Old beeches moved their arms
Into a mellow haze
And I, alone, agaze
Stood waiting for the thorn
To break in blossom white.
Or burst in a green flame…
So, in a single night,
Fair February came,
Bidding my lips to sing
Or whisper their surprise,
With all the joy of spring
And morning in her eyes”
Continuing with the minor theme of sharing poems from other than British poets, I offer the following:
Er Ists – By Eduard Moerike
Fruehling laesst sein blaues Band
Wieder flattern durch die Luefte;
Suesse, wohlbekannte Duefte
Streifen ahnungsvoll das Land.
Veilchen traeumen schon,
Wollen balde kommen.
—Horch, von fern ein leiser Harfenton!
Fruehling, ja du bists!
Dich habe ich vernommen!

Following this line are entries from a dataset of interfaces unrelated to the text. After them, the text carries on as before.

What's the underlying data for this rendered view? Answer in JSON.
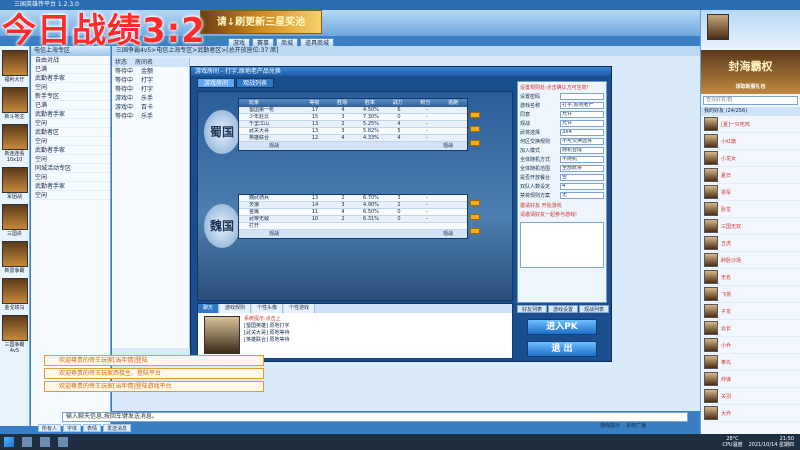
{
  "window": {
    "title": "三国英雄传平台 1.2.3.0"
  },
  "overlay": {
    "title": "今日战绩3:2"
  },
  "banner": {
    "text": "请↓刷更新三星奖池"
  },
  "top_buttons": [
    "游戏",
    "赛事",
    "商城",
    "道具商城"
  ],
  "left_games": [
    {
      "label": "福利大厅"
    },
    {
      "label": "新斗地主"
    },
    {
      "label": "新连连看10x10"
    },
    {
      "label": "军团战"
    },
    {
      "label": "三国杀"
    },
    {
      "label": "新雷争霸"
    },
    {
      "label": "金戈铁马"
    },
    {
      "label": "三国争霸4v5"
    }
  ],
  "tree": {
    "header": "电信上海专区",
    "rows": [
      "自由对战",
      "已满",
      "武勤者手家",
      "空闲",
      "新手专区",
      "已满",
      "武勤者手家",
      "空闲",
      "武勤者区",
      "空闲",
      "武勤者手家",
      "空闲",
      "同城活动专区",
      "空闲",
      "武勤者手家",
      "空闲"
    ]
  },
  "lobby": {
    "path": "三国争霸4v5>电信上海专区>武勤者区>[总开放座位:37 席]",
    "tables_header": [
      "状态",
      "房间名"
    ],
    "tables": [
      [
        "等待中",
        "金额"
      ],
      [
        "等待中",
        "打字"
      ],
      [
        "等待中",
        "打字"
      ],
      [
        "游戏中",
        "乐手"
      ],
      [
        "游戏中",
        "百卡"
      ],
      [
        "等待中",
        "乐手"
      ]
    ]
  },
  "room": {
    "title": "游戏房间 - 打字,原地老产品兑换",
    "tabs": [
      "游戏房间",
      "观战列表"
    ],
    "columns": [
      "玩家",
      "等级",
      "胜场",
      "胜率",
      "战力",
      "积分",
      "逃跑"
    ],
    "shu": {
      "label": "蜀国",
      "players": [
        [
          "蜀国第一枪",
          "17",
          "4",
          "4.50%",
          "6",
          "-"
        ],
        [
          "少年赵云",
          "15",
          "3",
          "7.30%",
          "0",
          "-"
        ],
        [
          "千里江山",
          "13",
          "2",
          "5.25%",
          "4",
          "-"
        ],
        [
          "武关大哥",
          "13",
          "3",
          "5.82%",
          "5",
          "-"
        ],
        [
          "英雄联合",
          "12",
          "4",
          "4.33%",
          "4",
          "-"
        ]
      ],
      "foot": [
        "观战",
        "观战"
      ]
    },
    "wei": {
      "label": "魏国",
      "players": [
        [
          "魏武骑兵",
          "13",
          "2",
          "6.70%",
          "3",
          "-"
        ],
        [
          "天狼",
          "14",
          "3",
          "4.90%",
          "2",
          "-"
        ],
        [
          "金鹰",
          "11",
          "4",
          "6.50%",
          "0",
          "-"
        ],
        [
          "武帝无敌",
          "10",
          "2",
          "6.31%",
          "0",
          "-"
        ],
        [
          "打开",
          "",
          "",
          "",
          "",
          ""
        ]
      ],
      "foot": [
        "观战",
        "观战"
      ]
    },
    "settings": {
      "header": "设置规则处:点击确认方可生效!",
      "rows": [
        [
          "设置密码",
          ""
        ],
        [
          "游戏名称",
          "打字,原地老产"
        ],
        [
          "同意",
          "允许"
        ],
        [
          "观战",
          "允许"
        ],
        [
          "武将选择",
          "3X4"
        ],
        [
          "何区交换规则",
          "不可交换选将"
        ],
        [
          "加入模式",
          "随机合成"
        ],
        [
          "全体随机方式",
          "不随机"
        ],
        [
          "全体随机范围",
          "全部武将"
        ],
        [
          "是否开放餐台",
          "否"
        ],
        [
          "双队人数设定",
          "4"
        ],
        [
          "禁将规则方案",
          "无"
        ]
      ],
      "note": "邀请好友 开始游戏",
      "note2": "请邀请好友一起参与游戏!"
    },
    "chat_tabs": [
      "聊天",
      "游戏规则",
      "个性头像",
      "个性游戏"
    ],
    "chat_lines": [
      {
        "text": "系统提示:点击上"
      },
      {
        "text": "[蜀国英雄] 原地打字"
      },
      {
        "text": "[武关大哥] 原地等待"
      },
      {
        "text": "[英雄联合] 原地等待"
      }
    ],
    "portrait_caption": [
      "头像设置",
      "刷新"
    ],
    "bottom_tabs": [
      "好友列表",
      "游戏设置",
      "观战列表"
    ],
    "enter_label": "进入PK",
    "exit_label": "退 出"
  },
  "notices": [
    "欢迎尊贵的帝王玩家[当年情]登陆",
    "欢迎尊贵的帝王玩家西楼生、登陆平台",
    "欢迎尊贵的帝王玩家[当年情]登陆游戏平台"
  ],
  "chat_input": {
    "placeholder": "输入聊天信息,按回车键发送消息。"
  },
  "send_row": [
    "所有人",
    "字体",
    "表情",
    "发送消息"
  ],
  "status": [
    "游戏提示",
    "系统广播"
  ],
  "right": {
    "ad_title": "封海霸权",
    "ad_sub": "领取新服礼包",
    "search_placeholder": "查找好友/群",
    "friends_header": "我的好友 (24/256)",
    "friends": [
      "[夏]一只吃鸡",
      "小红旗",
      "小龙女",
      "夏日",
      "将军",
      "卧龙",
      "三国无双",
      "五虎",
      "醉卧沙场",
      "无名",
      "飞将",
      "子龙",
      "云长",
      "小乔",
      "奉先",
      "仲谋",
      "关羽",
      "大乔"
    ]
  },
  "taskbar": {
    "weather": "28°C",
    "weather_label": "CPU温度",
    "time": "21:50",
    "date": "2021/10/14 星期四"
  },
  "lock_text": [
    "您的帐号有风险",
    "请立即修改密码"
  ]
}
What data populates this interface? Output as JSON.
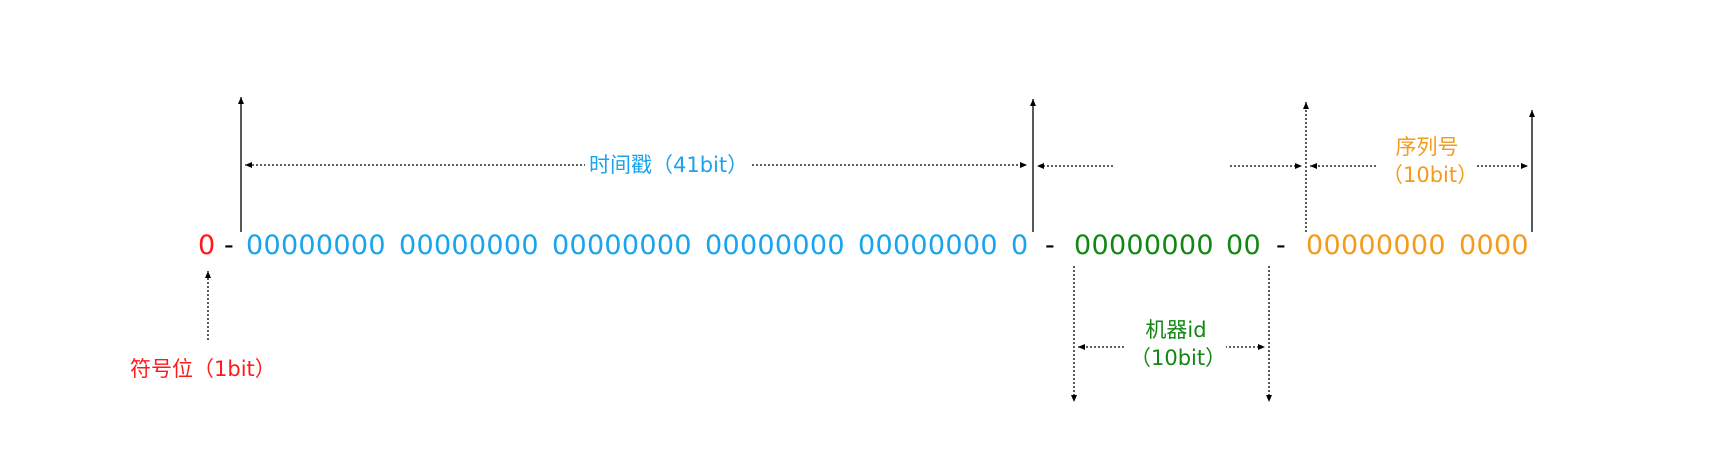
{
  "colors": {
    "sign": "#ff1a1a",
    "timestamp": "#1aa3ee",
    "machine": "#118811",
    "sequence": "#f59a1a",
    "arrow": "#000000"
  },
  "sign": {
    "bits": "0",
    "label": "符号位（1bit）"
  },
  "timestamp": {
    "groups": [
      "00000000",
      "00000000",
      "00000000",
      "00000000",
      "00000000",
      "0"
    ],
    "label": "时间戳（41bit）"
  },
  "machine": {
    "groups": [
      "00000000",
      "00"
    ],
    "label_line1": "机器id",
    "label_line2": "（10bit）"
  },
  "sequence": {
    "groups": [
      "00000000",
      "0000"
    ],
    "label_line1": "序列号",
    "label_line2": "（10bit）"
  },
  "separator": "-"
}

Given we now have Sarah with us, it felt appropriate to have a German poem about spring. I have no idea how it should really sound but if you assume a rhyming pattern, it sounds pretty good. As an aide, Fruehling means spring and violets are Veilchen but if you get desperate, since it is a very popular poem in Germany, turn to google. But if that is too much trouble try this translation.
“Ribbons flutter in spring, so blue,
Flutter freshly through the skies,
Odour-sweets from earth arise,
Memories of yore so true.
Violets by now in dreams,
Wanting soon to come
Hark, sounds for a harp so gently beams!
Spring, there thou art!
Yet I’ve heard the hum”
Quite why the poem is called ‘It’s Him’ I cannot explain since after three weeks of German lessons at school I was ejected from the class as beyond redemption. Subsequently my interest in stamps means I can read German philatelic literature but have no idea of pronunciation and have some contacts with German philatelists – who speak English anyway!